Mergers & Acquisitions

Tech deals down in China, despite record Didi funding in April

PUBLISHED : Tuesday, 09 May, 2017, 9:52pm
UPDATED : Tuesday, 09 May, 2017, 10:53pm

Mergers and acquisitions in mainland China’s technology sector saw a year-on-year decline of 12.9 per cent in the past four months, despite the massive US$5.5 billion funding round scored by ride-hailing giant Didi Chuxing about two weeks ago, according to Mergermarket.

“The value of technology deals [on the mainland] reached US$19.9 billion across 65 transactions from January to April, down from US$22.8 billion in 73 deals recorded in the same period last year,” Mergermarket financial researcher Sophie Jin said on Tuesday.

The decrease in the size and number of deals in the first four months of the year was chiefly attributed to Beijing’s tough capital controls.

“The environment for tech M&A in China has changed after the banner period in 2015, which saw a frenzy of large mergers among [the country’s start-up] unicorns,” Jin said.

In February of that year, rival ride-hailing app operators Didi Dache and Kuaidi Dache announced their blockbuster merger valued at about US$6 billion.

Also that same year, Alibaba Group-backed agreed to merge with Tencent Holdings’ to form China’s largest online-to-offline local services provider, which enables users to book hotel rooms and make restaurant reservations, as well as offering a range of group-buying deals.

Alibaba owns the South China Morning Post.

Jin said Didi’s huge financing round last month represented the largest Chinese technology financing round to date, surpassing the US$4.5 billion raised by Alibaba affiliate Ant Financial Services Group in April last year.

The Didi fundraising made up 27.6 per cent of the total domestic technology mergers and acquisitions activity in the first four months of this year, according to Mergermarket.

It said the next two biggest technology deals during the period were the US$1.1 billion raised in January by Koubei, the online-to-offline service joint venture of Alibaba and Ant Financial, and the US$1 billion obtained early last month by Beijing Bytedance Technology, operator of the Toutiao news and information mobile app.

The overall market for Chinese mergers and acquisitions in the first quarter showed a slow start, according to Mergermarket.
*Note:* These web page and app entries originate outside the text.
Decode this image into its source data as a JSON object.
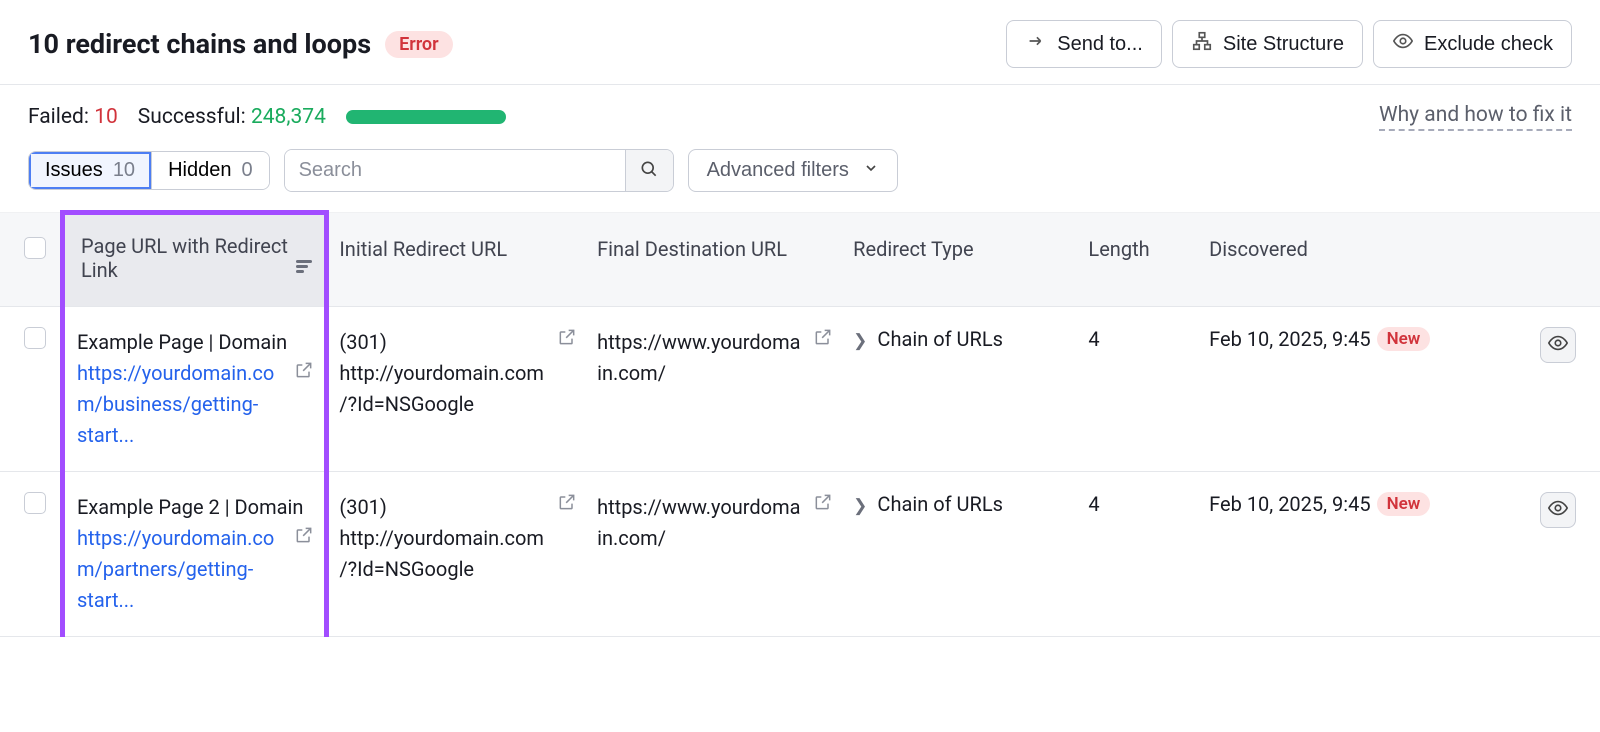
{
  "header": {
    "title": "10 redirect chains and loops",
    "error_badge": "Error",
    "send_to": "Send to...",
    "site_structure": "Site Structure",
    "exclude_check": "Exclude check"
  },
  "stats": {
    "failed_label": "Failed:",
    "failed_count": "10",
    "successful_label": "Successful:",
    "successful_count": "248,374",
    "fix_link": "Why and how to fix it"
  },
  "filters": {
    "issues_label": "Issues",
    "issues_count": "10",
    "hidden_label": "Hidden",
    "hidden_count": "0",
    "search_placeholder": "Search",
    "advanced": "Advanced filters"
  },
  "columns": {
    "page_url": "Page URL with Redirect Link",
    "initial": "Initial Redirect URL",
    "final": "Final Destination URL",
    "type": "Redirect Type",
    "length": "Length",
    "discovered": "Discovered"
  },
  "rows": [
    {
      "title": "Example Page | Domain",
      "url": "https://yourdomain.com/business/getting-start...",
      "initial": "(301) http://yourdomain.com/?Id=NSGoogle",
      "final": "https://www.yourdomain.com/",
      "type": "Chain of URLs",
      "length": "4",
      "discovered": "Feb 10, 2025, 9:45",
      "new": "New"
    },
    {
      "title": "Example Page 2 | Domain",
      "url": "https://yourdomain.com/partners/getting-start...",
      "initial": "(301) http://yourdomain.com/?Id=NSGoogle",
      "final": "https://www.yourdomain.com/",
      "type": "Chain of URLs",
      "length": "4",
      "discovered": "Feb 10, 2025, 9:45",
      "new": "New"
    }
  ]
}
There were 413 deals worth US$82.1 billion, down 24.6 per cent in value compared with 479 deals worth US$108.8 billion in the first three months of last year.

“IPOs now provide an attractive exit option for investors,” said Jin, amid the expected dearth of new technology mega deals on the mainland this year. She said the China Securities Regulatory Commission approved 103 initial public offering applications in the first quarter, a 66 per cent year-on-year increase.

Meitu, the developer of China’s most popular photo-enhancing mobile app, raised net proceeds totalling US$4.6 billion in its Hong Kong listing last December, which made it the second-largest technology company listed in the city after Tencent in 2004.